◆ TASK DIRECTIONS ◆
Search the data for "check". Return each matching line.

◆ DATA FOR REVIEW ◆

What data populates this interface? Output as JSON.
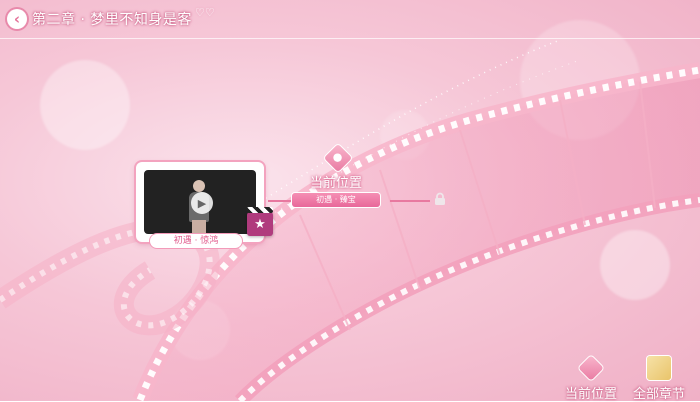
{
  "header": {
    "back_icon": "chevron-left-icon",
    "chapter_title": "第二章 · 梦里不知身是客",
    "decoration": "♡♡"
  },
  "map": {
    "nodes": [
      {
        "label": "初遇 · 惊鸿",
        "state": "unlocked",
        "thumbnail_icon": "play-icon",
        "badge_icon": "clapperboard-icon"
      },
      {
        "label": "初遇 · 臻宝",
        "state": "current"
      },
      {
        "state": "locked",
        "icon": "lock-icon"
      }
    ],
    "current_marker": "当前位置"
  },
  "bottom_bar": {
    "current_position_label": "当前位置",
    "all_chapters_label": "全部章节"
  },
  "colors": {
    "accent": "#e8689a",
    "background": "#f6c7d7"
  }
}
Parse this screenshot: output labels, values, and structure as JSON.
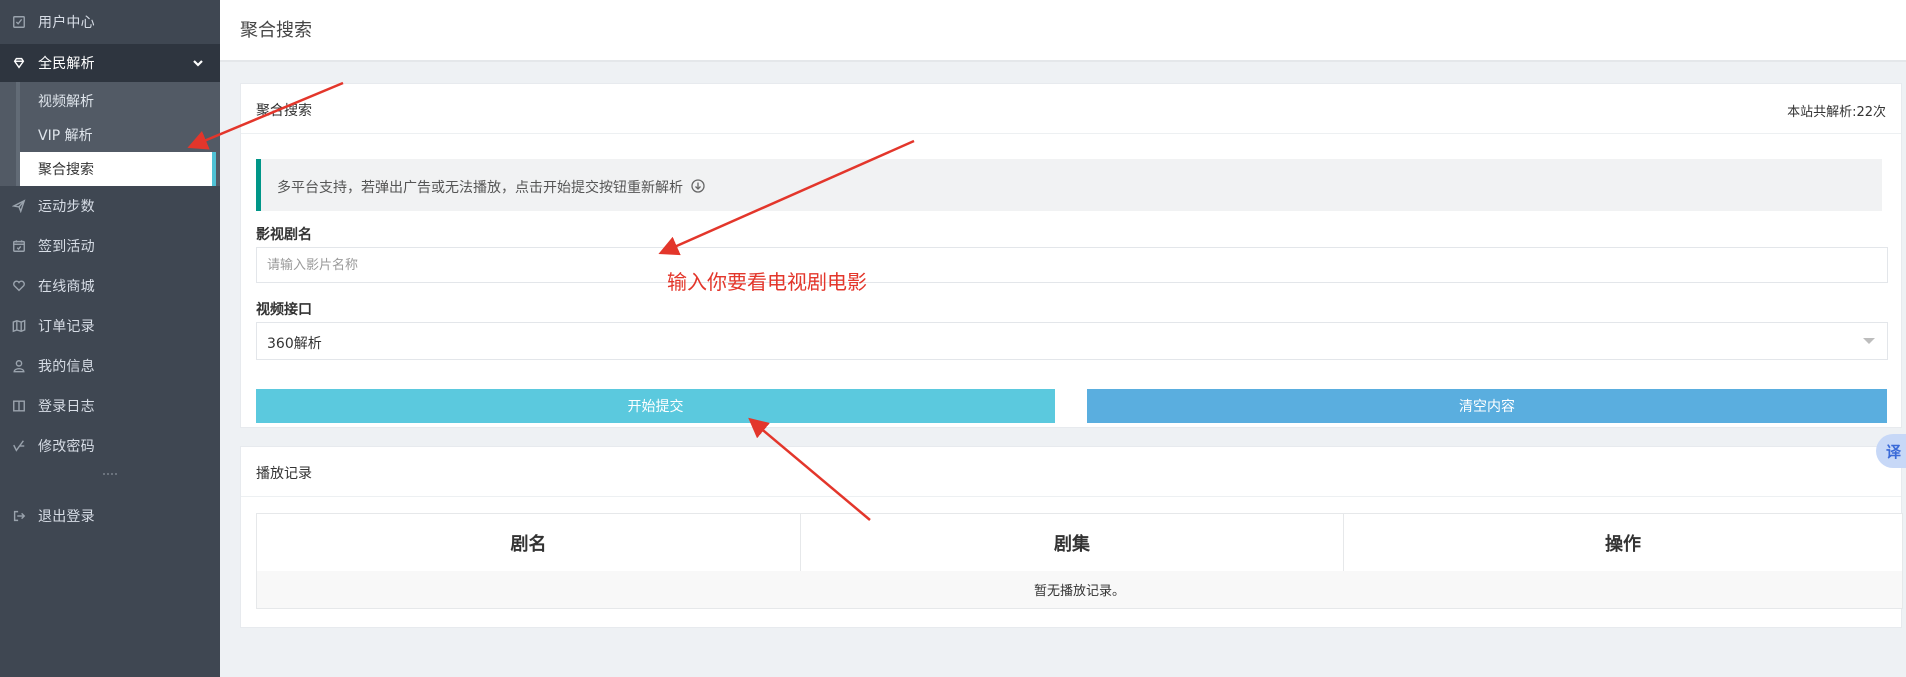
{
  "sidebar": {
    "items": [
      {
        "label": "用户中心",
        "icon": "check-square-icon"
      },
      {
        "label": "全民解析",
        "icon": "diamond-icon"
      },
      {
        "label": "运动步数",
        "icon": "send-icon"
      },
      {
        "label": "签到活动",
        "icon": "calendar-icon"
      },
      {
        "label": "在线商城",
        "icon": "heart-icon"
      },
      {
        "label": "订单记录",
        "icon": "map-icon"
      },
      {
        "label": "我的信息",
        "icon": "user-icon"
      },
      {
        "label": "登录日志",
        "icon": "book-icon"
      },
      {
        "label": "修改密码",
        "icon": "key-check-icon"
      },
      {
        "label": "退出登录",
        "icon": "logout-icon"
      }
    ],
    "sub_items": [
      {
        "label": "视频解析"
      },
      {
        "label": "VIP 解析"
      },
      {
        "label": "聚合搜索"
      }
    ]
  },
  "header": {
    "title": "聚合搜索"
  },
  "search_panel": {
    "title": "聚合搜索",
    "stats": "本站共解析:22次",
    "notice": "多平台支持，若弹出广告或无法播放，点击开始提交按钮重新解析",
    "name_label": "影视剧名",
    "name_placeholder": "请输入影片名称",
    "name_value": "",
    "interface_label": "视频接口",
    "interface_value": "360解析",
    "submit_label": "开始提交",
    "clear_label": "清空内容"
  },
  "history_panel": {
    "title": "播放记录",
    "columns": [
      "剧名",
      "剧集",
      "操作"
    ],
    "empty_text": "暂无播放记录。"
  },
  "annotation": {
    "text": "输入你要看电视剧电影"
  },
  "translate_tab": {
    "label": "译"
  },
  "colors": {
    "sidebar_bg": "#3f4752",
    "accent_teal": "#009688",
    "submit_btn": "#5bc9de",
    "clear_btn": "#5aaedf",
    "annotation_red": "#e3362b"
  }
}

◆ ANSWER TO THE PROBLEM ◆
        "icon": "check-square-icon"
        "icon": "key-check-icon"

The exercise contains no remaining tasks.